"What business are you in?" We all get asked this question a lot, and most attorneys would respond by saying, “I’m a lawyer” or “I practice (fill in the blank) law.”
But in actuality, you run a business. If you are not in business, you are not practicing law. And the success of your business lies in how well you are able to:
Market your legal skills. As a solo practitioner, a partner in a small law firm, an associate or of counsel, your primary focus, after gaining competency as an attorney, is to understand the key principles of business development and law firm marketing and to apply them every single day. Not every attorney will be a top Rainmaker, but everyone can do something to grow and market their practice.
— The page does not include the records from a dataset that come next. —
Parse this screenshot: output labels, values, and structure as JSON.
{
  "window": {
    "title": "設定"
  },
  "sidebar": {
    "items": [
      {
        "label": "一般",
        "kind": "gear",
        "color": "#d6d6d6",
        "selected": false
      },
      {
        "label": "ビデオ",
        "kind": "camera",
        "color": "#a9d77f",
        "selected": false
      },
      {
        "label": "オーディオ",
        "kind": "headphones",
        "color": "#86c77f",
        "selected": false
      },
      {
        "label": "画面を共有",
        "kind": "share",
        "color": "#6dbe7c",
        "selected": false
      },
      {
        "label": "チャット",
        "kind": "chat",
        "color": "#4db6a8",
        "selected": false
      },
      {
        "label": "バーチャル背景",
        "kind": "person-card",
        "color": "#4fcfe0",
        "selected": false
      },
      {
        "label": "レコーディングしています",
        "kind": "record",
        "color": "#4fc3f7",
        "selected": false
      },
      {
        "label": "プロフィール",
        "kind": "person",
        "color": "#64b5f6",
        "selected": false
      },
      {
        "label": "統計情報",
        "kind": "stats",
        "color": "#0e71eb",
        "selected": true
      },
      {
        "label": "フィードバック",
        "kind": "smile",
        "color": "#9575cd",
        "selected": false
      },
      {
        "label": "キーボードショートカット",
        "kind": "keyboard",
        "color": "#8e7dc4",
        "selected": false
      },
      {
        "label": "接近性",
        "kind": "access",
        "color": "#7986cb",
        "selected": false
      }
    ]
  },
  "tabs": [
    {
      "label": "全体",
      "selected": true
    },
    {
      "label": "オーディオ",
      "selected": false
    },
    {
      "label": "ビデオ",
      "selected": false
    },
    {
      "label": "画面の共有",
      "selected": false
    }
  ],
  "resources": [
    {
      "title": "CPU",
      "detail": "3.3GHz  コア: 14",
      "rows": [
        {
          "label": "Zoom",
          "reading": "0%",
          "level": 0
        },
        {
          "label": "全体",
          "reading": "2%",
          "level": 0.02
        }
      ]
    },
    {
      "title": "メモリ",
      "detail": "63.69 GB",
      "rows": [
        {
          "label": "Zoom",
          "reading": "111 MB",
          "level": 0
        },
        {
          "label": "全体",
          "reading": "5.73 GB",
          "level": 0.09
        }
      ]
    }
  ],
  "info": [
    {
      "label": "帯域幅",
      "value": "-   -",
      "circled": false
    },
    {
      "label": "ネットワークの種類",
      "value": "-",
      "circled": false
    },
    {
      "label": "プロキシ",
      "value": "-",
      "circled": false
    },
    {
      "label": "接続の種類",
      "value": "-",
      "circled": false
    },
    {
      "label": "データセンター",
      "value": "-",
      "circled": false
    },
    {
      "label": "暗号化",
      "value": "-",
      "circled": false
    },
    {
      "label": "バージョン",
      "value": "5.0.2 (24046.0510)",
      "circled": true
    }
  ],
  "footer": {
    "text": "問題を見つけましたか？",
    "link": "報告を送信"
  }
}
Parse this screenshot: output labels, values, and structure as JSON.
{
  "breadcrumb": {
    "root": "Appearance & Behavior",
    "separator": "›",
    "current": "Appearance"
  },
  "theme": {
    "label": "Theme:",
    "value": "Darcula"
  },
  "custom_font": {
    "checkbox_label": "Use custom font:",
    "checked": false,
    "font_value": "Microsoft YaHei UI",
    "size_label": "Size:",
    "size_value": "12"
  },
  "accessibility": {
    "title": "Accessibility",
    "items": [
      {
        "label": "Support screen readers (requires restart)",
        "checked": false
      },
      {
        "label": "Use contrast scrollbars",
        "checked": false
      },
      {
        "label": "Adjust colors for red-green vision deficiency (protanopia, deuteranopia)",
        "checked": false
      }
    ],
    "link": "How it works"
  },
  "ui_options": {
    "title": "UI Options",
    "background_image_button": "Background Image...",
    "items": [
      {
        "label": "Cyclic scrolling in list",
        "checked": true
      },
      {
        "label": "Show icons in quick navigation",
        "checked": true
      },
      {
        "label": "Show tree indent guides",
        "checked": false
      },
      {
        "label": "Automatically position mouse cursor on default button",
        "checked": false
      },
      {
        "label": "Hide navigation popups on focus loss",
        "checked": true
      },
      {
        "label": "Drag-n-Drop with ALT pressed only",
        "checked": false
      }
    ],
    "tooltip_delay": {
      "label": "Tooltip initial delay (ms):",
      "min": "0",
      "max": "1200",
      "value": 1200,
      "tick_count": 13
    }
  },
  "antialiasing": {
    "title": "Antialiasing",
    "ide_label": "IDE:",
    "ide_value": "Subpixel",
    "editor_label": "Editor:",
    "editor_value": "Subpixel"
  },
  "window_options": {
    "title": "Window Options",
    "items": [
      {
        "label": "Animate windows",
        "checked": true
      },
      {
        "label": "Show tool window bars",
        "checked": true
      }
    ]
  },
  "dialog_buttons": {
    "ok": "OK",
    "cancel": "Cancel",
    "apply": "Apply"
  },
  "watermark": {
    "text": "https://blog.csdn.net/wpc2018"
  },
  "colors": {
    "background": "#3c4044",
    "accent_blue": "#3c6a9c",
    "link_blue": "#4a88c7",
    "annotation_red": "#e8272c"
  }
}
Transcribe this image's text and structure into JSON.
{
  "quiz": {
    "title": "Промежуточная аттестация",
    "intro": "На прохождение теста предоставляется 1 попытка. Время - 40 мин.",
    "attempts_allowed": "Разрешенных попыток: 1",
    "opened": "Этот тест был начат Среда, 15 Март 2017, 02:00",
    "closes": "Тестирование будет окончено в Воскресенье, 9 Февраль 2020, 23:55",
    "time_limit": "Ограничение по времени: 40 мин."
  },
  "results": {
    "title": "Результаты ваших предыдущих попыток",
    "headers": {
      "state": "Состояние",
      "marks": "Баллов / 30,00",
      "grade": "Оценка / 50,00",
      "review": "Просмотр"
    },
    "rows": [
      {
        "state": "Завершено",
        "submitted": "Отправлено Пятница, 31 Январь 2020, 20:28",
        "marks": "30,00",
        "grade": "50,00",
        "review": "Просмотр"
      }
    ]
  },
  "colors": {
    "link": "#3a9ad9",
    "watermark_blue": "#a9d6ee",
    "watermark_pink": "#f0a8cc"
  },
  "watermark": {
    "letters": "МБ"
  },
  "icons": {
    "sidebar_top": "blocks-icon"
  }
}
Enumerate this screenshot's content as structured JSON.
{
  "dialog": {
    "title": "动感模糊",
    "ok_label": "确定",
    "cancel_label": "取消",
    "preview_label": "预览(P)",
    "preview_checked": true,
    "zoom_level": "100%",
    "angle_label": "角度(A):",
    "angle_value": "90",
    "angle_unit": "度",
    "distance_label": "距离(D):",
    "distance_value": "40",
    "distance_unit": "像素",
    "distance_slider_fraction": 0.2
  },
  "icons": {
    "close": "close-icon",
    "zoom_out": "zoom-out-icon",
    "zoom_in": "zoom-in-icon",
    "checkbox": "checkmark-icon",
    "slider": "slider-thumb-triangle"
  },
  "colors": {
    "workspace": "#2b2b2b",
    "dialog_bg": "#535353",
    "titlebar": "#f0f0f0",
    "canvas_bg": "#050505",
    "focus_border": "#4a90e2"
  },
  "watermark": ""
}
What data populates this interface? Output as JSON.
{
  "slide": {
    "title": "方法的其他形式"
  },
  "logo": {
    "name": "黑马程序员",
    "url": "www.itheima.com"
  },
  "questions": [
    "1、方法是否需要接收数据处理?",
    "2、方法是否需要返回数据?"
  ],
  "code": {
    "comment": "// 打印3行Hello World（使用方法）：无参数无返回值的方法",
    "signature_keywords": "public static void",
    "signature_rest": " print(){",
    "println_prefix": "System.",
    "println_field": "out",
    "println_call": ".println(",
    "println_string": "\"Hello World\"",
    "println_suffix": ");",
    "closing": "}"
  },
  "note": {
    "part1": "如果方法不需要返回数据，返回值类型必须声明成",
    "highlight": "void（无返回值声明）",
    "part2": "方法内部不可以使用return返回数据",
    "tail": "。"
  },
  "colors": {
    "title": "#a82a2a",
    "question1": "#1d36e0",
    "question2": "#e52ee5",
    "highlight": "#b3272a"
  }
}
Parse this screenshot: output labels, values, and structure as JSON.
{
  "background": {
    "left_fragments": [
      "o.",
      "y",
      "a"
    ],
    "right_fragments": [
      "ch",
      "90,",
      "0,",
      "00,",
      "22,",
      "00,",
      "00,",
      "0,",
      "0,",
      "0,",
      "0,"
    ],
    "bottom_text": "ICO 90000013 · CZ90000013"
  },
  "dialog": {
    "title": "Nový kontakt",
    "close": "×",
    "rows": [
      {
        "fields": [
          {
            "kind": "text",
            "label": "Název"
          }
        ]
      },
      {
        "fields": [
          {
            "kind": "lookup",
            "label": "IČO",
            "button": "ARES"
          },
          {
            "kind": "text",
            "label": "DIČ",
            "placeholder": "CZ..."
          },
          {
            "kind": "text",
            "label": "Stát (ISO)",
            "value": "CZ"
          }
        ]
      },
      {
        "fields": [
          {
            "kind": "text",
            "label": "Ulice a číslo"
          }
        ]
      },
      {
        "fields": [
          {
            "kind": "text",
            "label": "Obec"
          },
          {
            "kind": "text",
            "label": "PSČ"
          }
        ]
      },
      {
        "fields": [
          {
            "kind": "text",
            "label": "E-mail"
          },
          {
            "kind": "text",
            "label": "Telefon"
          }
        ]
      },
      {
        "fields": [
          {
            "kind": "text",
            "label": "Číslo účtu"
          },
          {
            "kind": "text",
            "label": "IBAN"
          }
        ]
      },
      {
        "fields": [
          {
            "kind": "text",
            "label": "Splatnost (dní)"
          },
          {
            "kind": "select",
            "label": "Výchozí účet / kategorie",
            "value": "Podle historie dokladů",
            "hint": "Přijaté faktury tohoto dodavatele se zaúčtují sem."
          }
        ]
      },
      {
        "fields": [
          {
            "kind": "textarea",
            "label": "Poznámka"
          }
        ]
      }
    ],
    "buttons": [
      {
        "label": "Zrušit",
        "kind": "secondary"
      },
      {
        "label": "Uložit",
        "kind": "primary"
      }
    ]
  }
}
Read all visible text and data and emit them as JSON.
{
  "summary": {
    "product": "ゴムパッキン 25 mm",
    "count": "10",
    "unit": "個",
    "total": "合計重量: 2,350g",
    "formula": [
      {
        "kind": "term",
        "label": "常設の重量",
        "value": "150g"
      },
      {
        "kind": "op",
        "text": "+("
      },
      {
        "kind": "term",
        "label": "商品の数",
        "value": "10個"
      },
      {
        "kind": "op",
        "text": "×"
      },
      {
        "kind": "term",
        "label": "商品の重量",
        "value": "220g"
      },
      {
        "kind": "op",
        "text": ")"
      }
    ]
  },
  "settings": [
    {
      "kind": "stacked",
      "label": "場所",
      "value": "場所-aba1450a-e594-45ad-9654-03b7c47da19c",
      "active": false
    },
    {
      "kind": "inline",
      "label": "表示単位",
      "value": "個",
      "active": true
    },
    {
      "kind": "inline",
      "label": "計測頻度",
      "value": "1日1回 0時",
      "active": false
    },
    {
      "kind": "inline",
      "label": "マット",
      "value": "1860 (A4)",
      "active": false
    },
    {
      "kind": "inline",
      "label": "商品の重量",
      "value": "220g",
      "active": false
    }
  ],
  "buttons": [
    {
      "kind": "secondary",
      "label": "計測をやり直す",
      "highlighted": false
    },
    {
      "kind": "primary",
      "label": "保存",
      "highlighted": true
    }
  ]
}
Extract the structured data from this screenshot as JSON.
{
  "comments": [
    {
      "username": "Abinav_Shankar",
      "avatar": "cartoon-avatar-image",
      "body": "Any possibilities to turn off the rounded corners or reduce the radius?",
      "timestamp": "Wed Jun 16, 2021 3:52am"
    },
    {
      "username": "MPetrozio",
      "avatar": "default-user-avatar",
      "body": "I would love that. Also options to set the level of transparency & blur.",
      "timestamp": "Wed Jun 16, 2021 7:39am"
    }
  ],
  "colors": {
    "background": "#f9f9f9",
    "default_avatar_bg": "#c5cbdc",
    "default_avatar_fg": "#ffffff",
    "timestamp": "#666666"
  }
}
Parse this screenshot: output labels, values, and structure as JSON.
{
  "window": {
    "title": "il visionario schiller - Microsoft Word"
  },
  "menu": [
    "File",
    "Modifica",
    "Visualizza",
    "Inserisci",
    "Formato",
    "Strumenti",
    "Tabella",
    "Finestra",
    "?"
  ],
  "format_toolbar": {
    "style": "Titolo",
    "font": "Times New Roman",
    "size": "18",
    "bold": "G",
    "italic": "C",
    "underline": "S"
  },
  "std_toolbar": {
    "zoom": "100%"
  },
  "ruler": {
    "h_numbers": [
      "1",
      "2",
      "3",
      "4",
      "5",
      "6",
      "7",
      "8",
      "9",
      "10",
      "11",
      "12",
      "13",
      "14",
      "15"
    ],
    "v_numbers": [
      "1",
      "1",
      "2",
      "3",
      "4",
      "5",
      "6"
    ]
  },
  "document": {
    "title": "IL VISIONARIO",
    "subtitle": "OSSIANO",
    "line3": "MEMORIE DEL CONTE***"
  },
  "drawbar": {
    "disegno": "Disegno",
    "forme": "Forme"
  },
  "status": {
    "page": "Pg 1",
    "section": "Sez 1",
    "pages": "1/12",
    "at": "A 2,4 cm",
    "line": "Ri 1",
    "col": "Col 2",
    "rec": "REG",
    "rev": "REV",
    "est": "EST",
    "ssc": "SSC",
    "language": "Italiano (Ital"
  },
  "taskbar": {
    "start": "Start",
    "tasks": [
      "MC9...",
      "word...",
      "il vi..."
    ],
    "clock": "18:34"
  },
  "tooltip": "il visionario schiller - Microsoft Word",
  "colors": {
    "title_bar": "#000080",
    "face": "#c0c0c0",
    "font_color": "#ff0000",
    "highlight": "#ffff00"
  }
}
Create extraordinary experiences for your clients. John Bisnar, founder of Bisnar Chase and a multi-million dollar Rainmaker, speaks often about the need to “micromanage the client experience”—controlling every aspect of how the client experiences your law firm. From how the phone is answered, to greeting them by name as they walk in the door, to minimizing the amount of paperwork you ask them to complete, to reserving your conference room with their name on the door, to returning client phone calls and emails consistently and promptly, everything should be focused on creating a positive experience for your clients.
Build deep and lasting relationships with your clients. Far too many attorneys only have a transactional relationship with their clients. They create an estate plan for them, they file a lawsuit on their behalf, or they set up a corporation for them. To be successful over the long term, you must think long term.
You must develop long-term, meaningful and influential relationships with your clients because the most expensive thing you can have is a one-time client. The first step is to stay connected with them. Regular, non-billable communication with clients is more important than ever in these difficult times.
You should be communicating at least 10 times a year with every current and former client. Send out an e-newsletter or email them an article you authored or read that would be of interest to them. Create a game plan for how you can build long term, meaningful and influential relationships with your clients and you will have built a solid foundation for a lasting business relationship.© The Rainmaker Institute, All Rights Reserved